#### [Task goal]
Take every line from the entries below that includes the word "false" and copy it.

Element data from apps and pages:
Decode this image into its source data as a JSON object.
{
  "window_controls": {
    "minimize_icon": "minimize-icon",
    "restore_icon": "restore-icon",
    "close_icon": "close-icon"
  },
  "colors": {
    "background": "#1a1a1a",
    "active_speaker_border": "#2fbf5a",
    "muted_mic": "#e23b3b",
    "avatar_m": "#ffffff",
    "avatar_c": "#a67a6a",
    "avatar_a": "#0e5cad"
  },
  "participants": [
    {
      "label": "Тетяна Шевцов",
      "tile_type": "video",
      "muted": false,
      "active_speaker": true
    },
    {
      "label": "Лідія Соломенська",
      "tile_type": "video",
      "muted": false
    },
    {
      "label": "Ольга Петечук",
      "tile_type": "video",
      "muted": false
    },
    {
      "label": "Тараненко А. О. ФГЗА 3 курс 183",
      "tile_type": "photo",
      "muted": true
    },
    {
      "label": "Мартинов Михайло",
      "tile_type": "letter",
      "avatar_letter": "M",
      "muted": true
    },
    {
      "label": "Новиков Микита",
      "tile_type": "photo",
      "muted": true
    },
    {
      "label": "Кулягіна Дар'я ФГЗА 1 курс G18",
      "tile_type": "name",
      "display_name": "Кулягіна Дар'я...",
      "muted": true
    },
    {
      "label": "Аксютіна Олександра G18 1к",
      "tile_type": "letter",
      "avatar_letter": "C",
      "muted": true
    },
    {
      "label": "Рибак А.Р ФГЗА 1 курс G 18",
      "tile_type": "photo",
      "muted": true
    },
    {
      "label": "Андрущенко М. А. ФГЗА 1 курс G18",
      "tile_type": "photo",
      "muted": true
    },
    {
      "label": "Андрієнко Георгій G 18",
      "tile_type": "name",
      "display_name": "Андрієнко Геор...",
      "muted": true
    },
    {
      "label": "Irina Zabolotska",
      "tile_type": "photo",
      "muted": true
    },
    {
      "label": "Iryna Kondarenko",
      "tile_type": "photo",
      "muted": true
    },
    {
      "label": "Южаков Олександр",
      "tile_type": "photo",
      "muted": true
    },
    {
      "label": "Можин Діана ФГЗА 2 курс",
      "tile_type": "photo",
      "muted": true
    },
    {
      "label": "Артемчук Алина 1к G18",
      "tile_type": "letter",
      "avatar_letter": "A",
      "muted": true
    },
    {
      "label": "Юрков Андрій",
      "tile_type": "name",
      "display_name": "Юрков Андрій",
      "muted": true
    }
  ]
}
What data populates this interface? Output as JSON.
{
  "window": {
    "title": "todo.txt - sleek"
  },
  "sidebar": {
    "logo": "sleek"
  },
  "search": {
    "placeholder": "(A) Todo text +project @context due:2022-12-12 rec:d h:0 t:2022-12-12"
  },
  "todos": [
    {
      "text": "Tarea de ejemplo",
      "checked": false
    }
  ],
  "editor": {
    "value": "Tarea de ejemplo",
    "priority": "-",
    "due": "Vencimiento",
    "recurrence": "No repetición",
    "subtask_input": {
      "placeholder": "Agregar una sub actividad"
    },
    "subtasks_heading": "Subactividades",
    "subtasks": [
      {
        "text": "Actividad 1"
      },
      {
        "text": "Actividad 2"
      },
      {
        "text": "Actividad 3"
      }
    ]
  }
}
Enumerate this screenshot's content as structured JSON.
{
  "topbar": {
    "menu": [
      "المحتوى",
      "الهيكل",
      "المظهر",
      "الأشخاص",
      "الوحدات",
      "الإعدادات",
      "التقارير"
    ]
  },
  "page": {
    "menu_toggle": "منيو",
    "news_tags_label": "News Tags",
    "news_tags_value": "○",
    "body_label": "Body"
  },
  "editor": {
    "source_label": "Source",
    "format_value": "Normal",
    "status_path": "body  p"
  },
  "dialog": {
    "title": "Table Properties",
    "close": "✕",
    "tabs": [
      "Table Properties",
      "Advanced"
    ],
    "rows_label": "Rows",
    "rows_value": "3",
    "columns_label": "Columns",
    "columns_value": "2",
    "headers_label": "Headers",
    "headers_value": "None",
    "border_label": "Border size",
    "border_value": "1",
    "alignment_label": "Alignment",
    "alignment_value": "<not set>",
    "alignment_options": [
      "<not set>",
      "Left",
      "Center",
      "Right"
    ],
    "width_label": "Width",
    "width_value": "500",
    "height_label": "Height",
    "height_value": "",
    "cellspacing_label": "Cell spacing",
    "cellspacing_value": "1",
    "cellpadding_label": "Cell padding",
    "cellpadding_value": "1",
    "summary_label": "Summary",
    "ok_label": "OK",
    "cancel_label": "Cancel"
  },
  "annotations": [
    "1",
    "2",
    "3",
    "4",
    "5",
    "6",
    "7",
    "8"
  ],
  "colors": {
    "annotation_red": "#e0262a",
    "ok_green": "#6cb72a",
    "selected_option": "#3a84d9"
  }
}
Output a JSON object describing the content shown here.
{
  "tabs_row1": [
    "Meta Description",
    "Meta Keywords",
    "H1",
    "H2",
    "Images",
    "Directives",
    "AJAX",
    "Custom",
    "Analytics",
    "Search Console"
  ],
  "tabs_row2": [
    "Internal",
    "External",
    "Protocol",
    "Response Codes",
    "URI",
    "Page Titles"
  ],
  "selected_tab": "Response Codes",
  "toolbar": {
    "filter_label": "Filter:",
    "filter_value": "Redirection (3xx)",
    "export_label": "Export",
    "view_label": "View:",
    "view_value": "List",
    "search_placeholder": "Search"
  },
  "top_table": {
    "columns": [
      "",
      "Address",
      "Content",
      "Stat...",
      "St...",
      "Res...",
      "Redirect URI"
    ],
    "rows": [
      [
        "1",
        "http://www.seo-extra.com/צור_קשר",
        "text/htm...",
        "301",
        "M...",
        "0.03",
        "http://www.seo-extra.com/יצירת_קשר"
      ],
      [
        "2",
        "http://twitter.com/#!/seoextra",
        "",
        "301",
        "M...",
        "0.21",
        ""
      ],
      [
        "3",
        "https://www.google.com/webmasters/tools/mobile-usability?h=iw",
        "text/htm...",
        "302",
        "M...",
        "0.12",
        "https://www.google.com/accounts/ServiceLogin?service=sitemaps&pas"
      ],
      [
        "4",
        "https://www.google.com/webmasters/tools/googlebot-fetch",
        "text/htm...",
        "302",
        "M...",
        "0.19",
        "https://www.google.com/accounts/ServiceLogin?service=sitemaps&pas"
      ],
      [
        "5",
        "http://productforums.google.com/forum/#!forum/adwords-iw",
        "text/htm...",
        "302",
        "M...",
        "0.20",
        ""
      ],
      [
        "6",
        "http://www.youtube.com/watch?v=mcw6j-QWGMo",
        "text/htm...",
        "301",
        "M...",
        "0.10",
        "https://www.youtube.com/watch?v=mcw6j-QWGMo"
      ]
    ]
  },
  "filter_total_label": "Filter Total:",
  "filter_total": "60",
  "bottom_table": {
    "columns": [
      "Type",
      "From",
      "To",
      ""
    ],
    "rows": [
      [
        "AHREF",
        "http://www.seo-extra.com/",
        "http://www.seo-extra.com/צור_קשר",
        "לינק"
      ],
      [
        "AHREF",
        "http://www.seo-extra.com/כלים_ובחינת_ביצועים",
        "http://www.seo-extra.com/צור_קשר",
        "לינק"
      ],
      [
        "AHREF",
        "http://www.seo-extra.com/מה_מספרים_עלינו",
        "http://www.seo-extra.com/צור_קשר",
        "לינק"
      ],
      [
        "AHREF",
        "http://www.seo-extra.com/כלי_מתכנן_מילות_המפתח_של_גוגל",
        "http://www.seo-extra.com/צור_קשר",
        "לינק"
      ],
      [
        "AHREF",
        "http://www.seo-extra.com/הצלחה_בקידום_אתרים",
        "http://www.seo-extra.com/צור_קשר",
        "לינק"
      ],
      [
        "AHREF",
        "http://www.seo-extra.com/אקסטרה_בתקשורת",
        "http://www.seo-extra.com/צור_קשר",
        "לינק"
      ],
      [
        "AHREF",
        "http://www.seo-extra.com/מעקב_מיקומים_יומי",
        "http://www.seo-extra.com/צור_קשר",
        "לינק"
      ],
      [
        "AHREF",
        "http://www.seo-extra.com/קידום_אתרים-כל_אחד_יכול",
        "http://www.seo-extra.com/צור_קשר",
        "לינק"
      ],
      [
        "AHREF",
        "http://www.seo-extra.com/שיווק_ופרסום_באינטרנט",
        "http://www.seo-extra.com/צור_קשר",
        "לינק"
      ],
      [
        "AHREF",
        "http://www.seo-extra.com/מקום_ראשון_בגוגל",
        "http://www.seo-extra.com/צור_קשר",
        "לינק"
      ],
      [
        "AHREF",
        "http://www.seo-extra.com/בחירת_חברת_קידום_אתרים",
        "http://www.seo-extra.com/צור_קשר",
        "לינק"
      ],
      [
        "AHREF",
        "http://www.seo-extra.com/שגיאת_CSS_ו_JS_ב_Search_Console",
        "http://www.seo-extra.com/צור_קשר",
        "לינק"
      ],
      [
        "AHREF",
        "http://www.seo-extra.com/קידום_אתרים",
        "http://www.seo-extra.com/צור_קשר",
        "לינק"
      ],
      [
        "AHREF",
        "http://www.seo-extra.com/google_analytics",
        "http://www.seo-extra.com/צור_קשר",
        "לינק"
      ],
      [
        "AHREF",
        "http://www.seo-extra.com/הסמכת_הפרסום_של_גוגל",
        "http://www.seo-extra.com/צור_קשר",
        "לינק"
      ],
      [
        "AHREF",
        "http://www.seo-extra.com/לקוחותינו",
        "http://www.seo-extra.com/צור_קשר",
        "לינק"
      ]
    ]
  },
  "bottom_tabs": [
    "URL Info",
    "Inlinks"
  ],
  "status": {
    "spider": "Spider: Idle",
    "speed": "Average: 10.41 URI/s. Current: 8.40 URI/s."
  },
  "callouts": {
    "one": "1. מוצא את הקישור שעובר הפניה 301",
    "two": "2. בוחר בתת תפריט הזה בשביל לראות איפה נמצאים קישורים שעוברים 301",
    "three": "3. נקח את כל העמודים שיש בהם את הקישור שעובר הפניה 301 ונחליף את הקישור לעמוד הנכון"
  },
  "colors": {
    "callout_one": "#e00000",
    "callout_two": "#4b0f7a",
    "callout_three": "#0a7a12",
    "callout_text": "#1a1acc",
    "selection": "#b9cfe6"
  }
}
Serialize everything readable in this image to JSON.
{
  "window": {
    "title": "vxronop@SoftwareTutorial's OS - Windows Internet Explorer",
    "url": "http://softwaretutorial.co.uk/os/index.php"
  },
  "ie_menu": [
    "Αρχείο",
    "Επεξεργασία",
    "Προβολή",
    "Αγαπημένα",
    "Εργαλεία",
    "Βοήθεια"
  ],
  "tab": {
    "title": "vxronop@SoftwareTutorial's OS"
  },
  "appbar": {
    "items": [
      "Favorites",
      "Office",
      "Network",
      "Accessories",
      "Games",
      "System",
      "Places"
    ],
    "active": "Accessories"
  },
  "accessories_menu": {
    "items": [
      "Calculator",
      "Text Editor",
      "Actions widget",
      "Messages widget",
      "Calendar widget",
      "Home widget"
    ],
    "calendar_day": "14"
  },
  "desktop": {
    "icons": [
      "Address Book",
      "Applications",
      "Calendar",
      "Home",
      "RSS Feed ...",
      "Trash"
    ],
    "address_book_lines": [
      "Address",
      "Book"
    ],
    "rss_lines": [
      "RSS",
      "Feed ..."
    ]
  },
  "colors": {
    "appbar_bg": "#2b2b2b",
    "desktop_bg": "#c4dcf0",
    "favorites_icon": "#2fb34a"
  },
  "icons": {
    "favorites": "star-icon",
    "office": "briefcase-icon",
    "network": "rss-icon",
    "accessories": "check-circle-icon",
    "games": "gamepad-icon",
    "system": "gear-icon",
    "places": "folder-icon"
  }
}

#### [Task answer]
      "muted": false,
      "muted": false
      "muted": false
      "checked": false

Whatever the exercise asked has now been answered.